Calvin Jacobs is a widower who recently retired after a long
career with a major Midwestern
manufacturer. Beginning as a skilled craftsman, he worked his way
up to the level of shop supervisor over a period of more than 30 years with the
firm. Calvin receives Social Security benefits and a generous company pension.
Together, these amount to over $4,500 per month (part of which is tax-free).
The Jacobses had no children, so he lives alone. Calvin owns a 2-bedroom rental
house that is next to his home, and the rental income from it covers the
mortgage payments for both the rental house and his house. Over the years,

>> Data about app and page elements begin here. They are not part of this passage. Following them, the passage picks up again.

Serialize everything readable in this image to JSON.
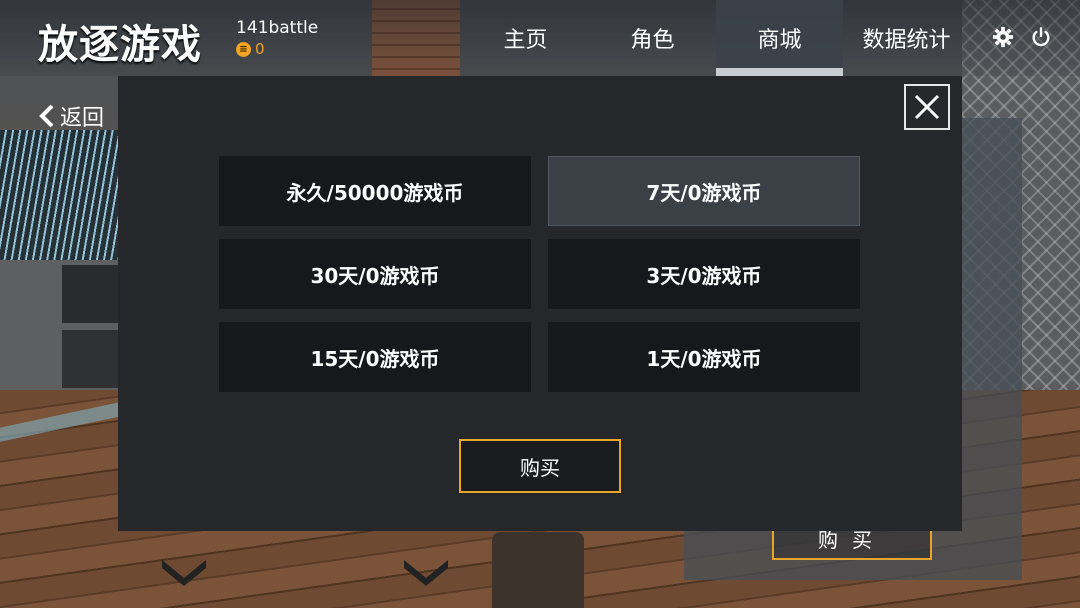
{
  "app": {
    "title": "放逐游戏"
  },
  "user": {
    "name": "141battle",
    "coin_icon_glyph": "≡",
    "coins": "0",
    "coin_color": "#f0a324"
  },
  "nav": {
    "tabs": [
      {
        "label": "主页",
        "active": false
      },
      {
        "label": "角色",
        "active": false
      },
      {
        "label": "商城",
        "active": true
      },
      {
        "label": "数据统计",
        "active": false
      }
    ],
    "icons": [
      "settings-icon",
      "power-icon"
    ]
  },
  "back": {
    "label": "返回"
  },
  "dialog": {
    "options": [
      {
        "label": "永久/50000游戏币",
        "selected": false
      },
      {
        "label": "7天/0游戏币",
        "selected": true
      },
      {
        "label": "30天/0游戏币",
        "selected": false
      },
      {
        "label": "3天/0游戏币",
        "selected": false
      },
      {
        "label": "15天/0游戏币",
        "selected": false
      },
      {
        "label": "1天/0游戏币",
        "selected": false
      }
    ],
    "buy_label": "购买",
    "accent_color": "#e8a52c"
  },
  "background": {
    "buy_label": "购买"
  }
}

Calvin and his late wife, Allie, always tried to put a little money aside each month.
The results have been nothing short of phenomenal. The value of Calvin’s liquid
investments (all held in bank CDs and savings accounts) runs well into the 6
figures. Up to now, Calvin has just let his money grow and has not used any of
his savings to supplement his Social Security, pension, and rental income. But
things are about to change. Calvin has decided, “What the heck, it’s time I
start living the good life!” Calvin wants to travel and, in effect, start
reaping the benefits of his labors. He has therefore decided to move $100,000
from a savings account to 1 or 2 high-yielding mutual funds. He would like to
receive $1,000 to $1,500 a month from the fund(s) for as long as possible
because he plans to be around for a long time.
a. Given Calvin’s financial resources and investment objectives, what
kinds of mutual funds do
you think he should consider?
b. What factors in Calvin’s situation should be taken into
consideration in the fund selection
How might these affect Calvin’s course of action?